TASK DESCRIPTION
Set down the entries exactly as they appear, apart from the images, which stay out.

Items listed in a dataset
● ● ● ● ●

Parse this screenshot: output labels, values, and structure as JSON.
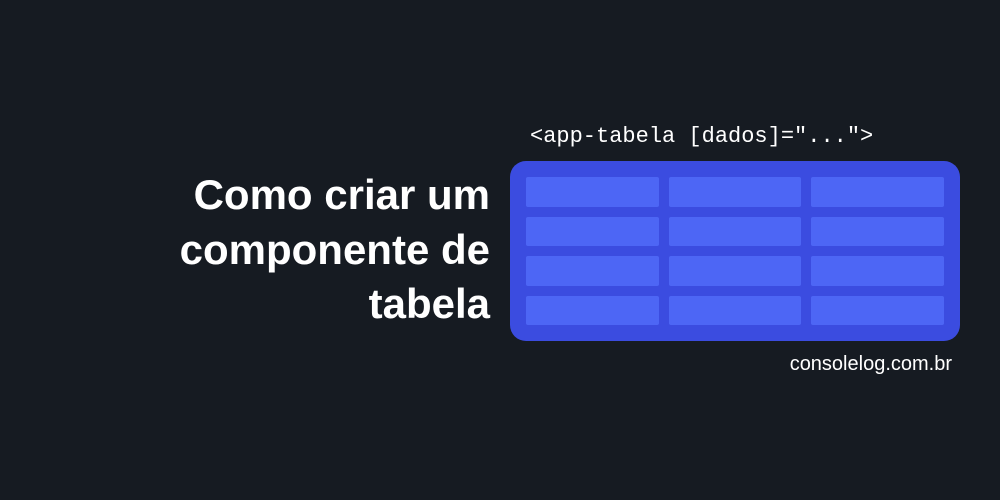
{
  "title": {
    "line1": "Como criar um",
    "line2": "componente de",
    "line3": "tabela"
  },
  "code_snippet": "<app-tabela [dados]=\"...\">",
  "site_credit": "consolelog.com.br"
}
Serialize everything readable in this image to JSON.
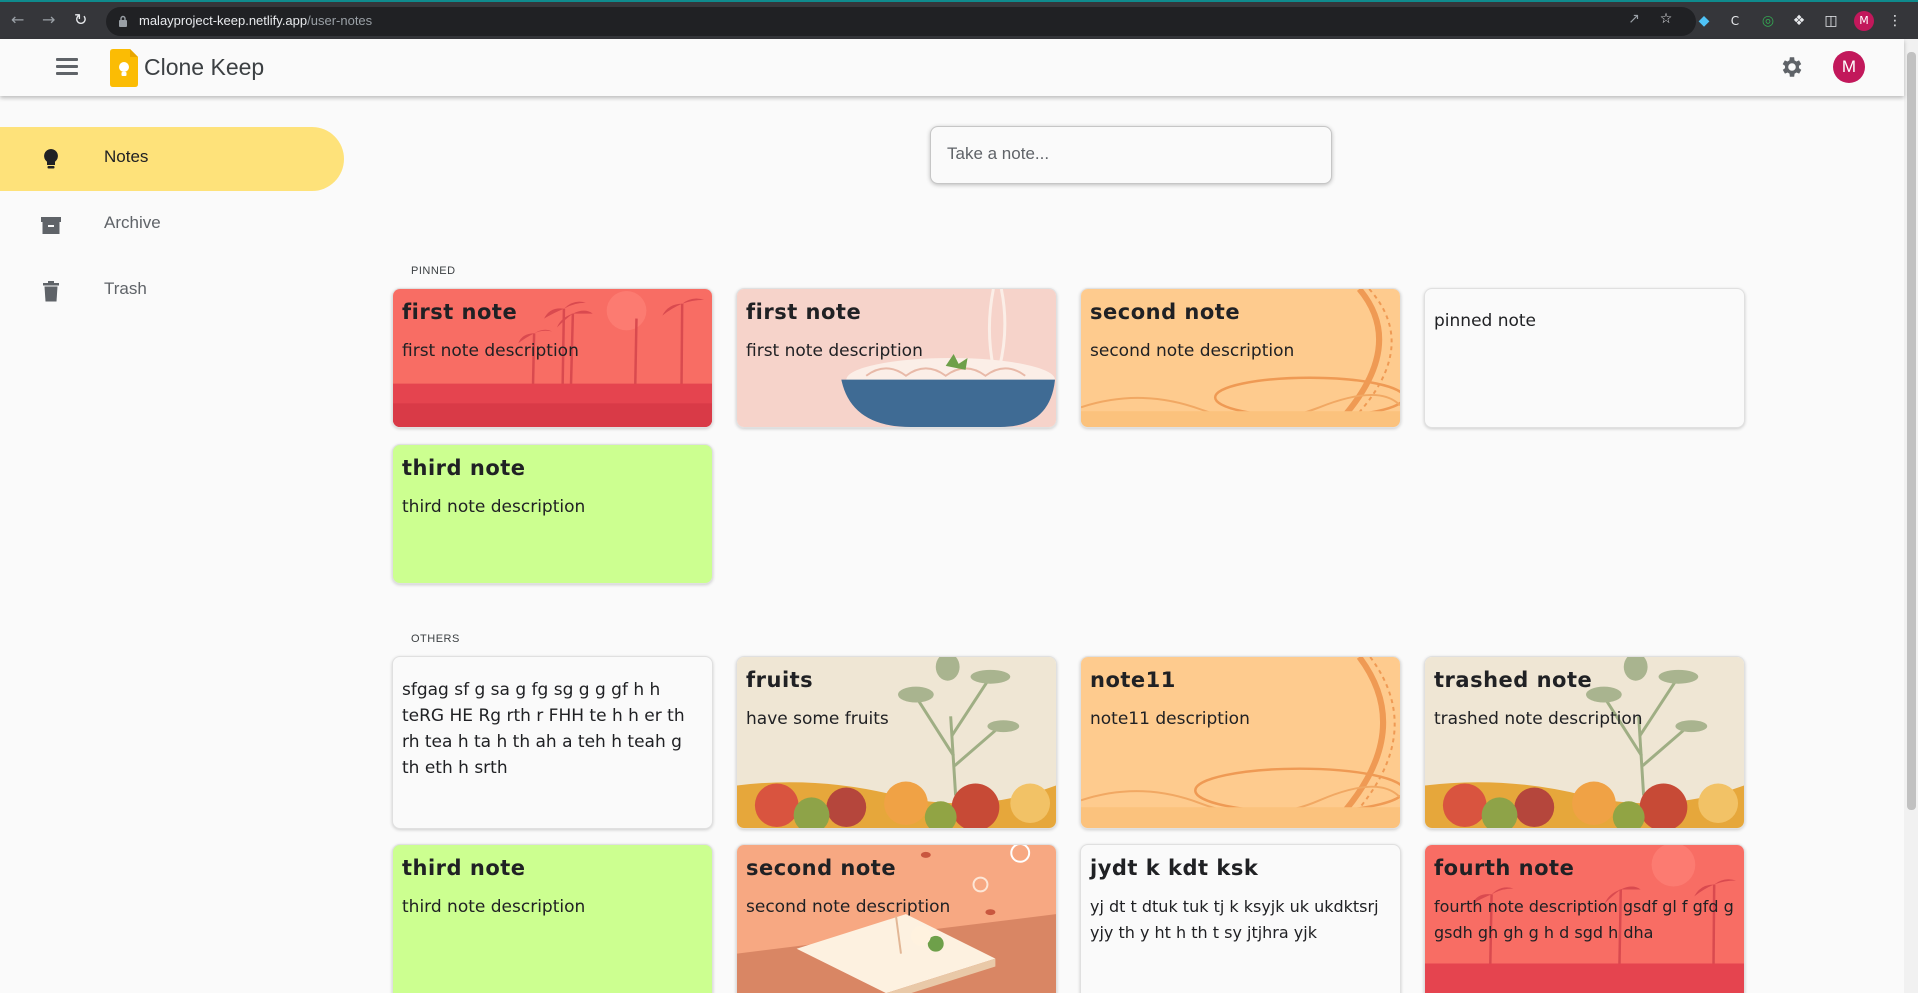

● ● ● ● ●

EXPECTED ANSWER
Parse this screenshot: output labels, values, and structure as JSON.
{
  "title": {
    "line1": "Como criar um",
    "line2": "componente de",
    "line3": "tabela"
  },
  "code_snippet": "<app-tabela [dados]=\"...\">",
  "site_credit": "consolelog.com.br"
}
Serialize everything readable in this image to JSON.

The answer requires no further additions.